* _Task_
Work out how many lines of the listing below include the string "screenshot", and give that number alone.

* _Records for this task_
== Segment start ==
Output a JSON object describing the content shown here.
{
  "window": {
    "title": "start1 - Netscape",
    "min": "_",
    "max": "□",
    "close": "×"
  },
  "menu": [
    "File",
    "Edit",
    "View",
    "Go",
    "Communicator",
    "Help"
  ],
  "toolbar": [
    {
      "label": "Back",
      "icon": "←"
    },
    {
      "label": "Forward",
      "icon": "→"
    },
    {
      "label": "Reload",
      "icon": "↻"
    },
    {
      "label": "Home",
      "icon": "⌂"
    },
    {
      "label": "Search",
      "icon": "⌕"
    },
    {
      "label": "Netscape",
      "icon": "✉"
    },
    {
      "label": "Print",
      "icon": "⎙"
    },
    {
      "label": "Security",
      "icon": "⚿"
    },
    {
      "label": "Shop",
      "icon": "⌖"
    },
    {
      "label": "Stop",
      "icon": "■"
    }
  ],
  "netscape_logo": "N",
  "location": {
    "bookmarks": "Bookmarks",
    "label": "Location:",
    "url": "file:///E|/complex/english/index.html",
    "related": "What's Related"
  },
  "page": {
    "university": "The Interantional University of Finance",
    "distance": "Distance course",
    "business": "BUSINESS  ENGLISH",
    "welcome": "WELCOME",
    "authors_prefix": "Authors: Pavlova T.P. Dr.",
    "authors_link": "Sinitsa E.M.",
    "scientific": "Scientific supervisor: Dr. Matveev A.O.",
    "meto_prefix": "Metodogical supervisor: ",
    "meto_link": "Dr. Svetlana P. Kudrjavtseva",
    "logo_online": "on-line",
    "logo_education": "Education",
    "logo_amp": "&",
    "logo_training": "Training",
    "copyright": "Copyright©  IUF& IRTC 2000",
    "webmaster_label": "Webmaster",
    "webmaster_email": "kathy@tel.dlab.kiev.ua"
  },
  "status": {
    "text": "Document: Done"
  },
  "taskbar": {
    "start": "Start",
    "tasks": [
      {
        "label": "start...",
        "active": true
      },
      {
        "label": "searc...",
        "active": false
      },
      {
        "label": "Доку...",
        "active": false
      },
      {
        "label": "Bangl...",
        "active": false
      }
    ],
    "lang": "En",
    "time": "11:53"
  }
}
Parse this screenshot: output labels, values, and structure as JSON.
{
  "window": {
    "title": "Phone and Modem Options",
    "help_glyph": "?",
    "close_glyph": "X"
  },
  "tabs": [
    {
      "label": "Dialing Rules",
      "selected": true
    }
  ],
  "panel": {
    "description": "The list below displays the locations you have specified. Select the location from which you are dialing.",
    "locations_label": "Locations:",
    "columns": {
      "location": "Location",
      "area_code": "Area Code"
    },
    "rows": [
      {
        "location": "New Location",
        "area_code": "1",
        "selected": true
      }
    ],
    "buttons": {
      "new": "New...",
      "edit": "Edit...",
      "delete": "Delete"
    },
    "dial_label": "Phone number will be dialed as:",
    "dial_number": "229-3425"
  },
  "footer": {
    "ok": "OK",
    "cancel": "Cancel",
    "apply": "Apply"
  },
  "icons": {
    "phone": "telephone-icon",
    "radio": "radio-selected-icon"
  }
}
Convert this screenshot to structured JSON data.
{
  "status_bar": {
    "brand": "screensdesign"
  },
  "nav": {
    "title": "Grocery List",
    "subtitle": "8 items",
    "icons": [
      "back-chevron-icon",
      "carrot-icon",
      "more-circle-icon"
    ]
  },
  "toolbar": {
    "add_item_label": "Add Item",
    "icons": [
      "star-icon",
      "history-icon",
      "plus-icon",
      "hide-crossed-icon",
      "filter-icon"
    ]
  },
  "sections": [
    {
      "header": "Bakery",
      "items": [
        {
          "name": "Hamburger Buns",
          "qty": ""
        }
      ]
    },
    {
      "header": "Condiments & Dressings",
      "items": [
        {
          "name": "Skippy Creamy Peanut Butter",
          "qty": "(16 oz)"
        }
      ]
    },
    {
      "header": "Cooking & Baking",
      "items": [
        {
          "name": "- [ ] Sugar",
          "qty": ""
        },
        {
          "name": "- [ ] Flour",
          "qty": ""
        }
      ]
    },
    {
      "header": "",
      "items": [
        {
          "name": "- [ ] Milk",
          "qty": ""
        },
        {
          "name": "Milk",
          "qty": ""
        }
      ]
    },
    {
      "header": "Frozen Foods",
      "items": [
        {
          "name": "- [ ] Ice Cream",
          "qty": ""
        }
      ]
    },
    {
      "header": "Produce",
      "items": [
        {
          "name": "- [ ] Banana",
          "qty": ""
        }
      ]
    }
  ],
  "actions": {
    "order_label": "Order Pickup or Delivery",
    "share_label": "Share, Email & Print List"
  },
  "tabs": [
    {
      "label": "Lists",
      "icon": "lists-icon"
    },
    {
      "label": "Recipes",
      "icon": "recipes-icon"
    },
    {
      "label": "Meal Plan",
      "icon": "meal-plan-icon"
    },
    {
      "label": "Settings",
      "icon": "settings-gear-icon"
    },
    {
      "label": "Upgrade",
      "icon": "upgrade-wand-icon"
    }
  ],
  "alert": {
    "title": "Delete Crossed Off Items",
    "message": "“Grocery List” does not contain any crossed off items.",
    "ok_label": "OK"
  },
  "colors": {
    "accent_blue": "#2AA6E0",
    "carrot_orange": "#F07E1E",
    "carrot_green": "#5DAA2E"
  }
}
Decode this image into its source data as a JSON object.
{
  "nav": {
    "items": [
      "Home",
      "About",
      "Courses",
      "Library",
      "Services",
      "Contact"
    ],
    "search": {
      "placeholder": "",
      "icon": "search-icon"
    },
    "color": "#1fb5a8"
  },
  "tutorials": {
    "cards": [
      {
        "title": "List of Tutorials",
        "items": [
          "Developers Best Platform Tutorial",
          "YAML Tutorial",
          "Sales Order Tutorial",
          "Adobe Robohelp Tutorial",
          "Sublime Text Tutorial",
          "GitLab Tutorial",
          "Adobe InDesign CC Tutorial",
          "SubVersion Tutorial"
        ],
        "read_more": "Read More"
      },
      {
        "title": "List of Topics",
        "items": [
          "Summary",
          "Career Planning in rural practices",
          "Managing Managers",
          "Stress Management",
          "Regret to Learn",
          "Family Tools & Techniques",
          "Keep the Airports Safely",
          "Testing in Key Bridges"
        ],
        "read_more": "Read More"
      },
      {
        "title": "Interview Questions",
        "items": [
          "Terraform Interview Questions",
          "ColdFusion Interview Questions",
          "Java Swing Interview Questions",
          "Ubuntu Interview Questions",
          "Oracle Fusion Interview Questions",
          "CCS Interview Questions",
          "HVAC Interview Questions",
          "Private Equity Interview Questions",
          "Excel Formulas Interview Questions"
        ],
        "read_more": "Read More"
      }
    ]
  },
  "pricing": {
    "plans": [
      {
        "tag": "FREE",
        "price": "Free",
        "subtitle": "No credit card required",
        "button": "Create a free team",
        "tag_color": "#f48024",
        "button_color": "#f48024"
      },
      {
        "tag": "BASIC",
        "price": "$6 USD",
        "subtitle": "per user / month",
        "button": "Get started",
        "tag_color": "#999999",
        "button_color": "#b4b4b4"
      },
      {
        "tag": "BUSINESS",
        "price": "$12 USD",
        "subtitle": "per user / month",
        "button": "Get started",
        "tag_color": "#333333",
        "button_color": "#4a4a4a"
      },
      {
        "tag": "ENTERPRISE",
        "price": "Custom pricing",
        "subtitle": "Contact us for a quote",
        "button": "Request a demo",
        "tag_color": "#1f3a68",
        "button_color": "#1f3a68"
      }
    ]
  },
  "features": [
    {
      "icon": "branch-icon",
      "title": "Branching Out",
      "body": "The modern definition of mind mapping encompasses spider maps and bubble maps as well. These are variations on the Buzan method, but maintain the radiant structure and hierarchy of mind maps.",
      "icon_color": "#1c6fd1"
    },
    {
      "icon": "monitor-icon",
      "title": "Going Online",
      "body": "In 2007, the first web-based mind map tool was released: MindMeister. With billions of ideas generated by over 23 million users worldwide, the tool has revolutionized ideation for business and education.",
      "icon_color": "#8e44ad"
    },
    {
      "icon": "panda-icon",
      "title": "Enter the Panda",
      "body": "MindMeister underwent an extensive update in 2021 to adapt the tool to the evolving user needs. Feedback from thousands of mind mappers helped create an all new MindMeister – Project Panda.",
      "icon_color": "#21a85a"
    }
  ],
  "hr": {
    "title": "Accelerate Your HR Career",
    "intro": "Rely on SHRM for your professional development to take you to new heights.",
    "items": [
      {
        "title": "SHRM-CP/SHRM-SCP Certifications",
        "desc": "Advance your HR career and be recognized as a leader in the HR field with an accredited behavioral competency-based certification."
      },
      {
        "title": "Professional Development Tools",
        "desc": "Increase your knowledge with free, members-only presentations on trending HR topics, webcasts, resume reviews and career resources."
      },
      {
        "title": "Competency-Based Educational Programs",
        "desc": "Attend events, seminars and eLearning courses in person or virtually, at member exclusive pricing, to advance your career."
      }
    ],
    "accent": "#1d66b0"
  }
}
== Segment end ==
* _Written answer_
2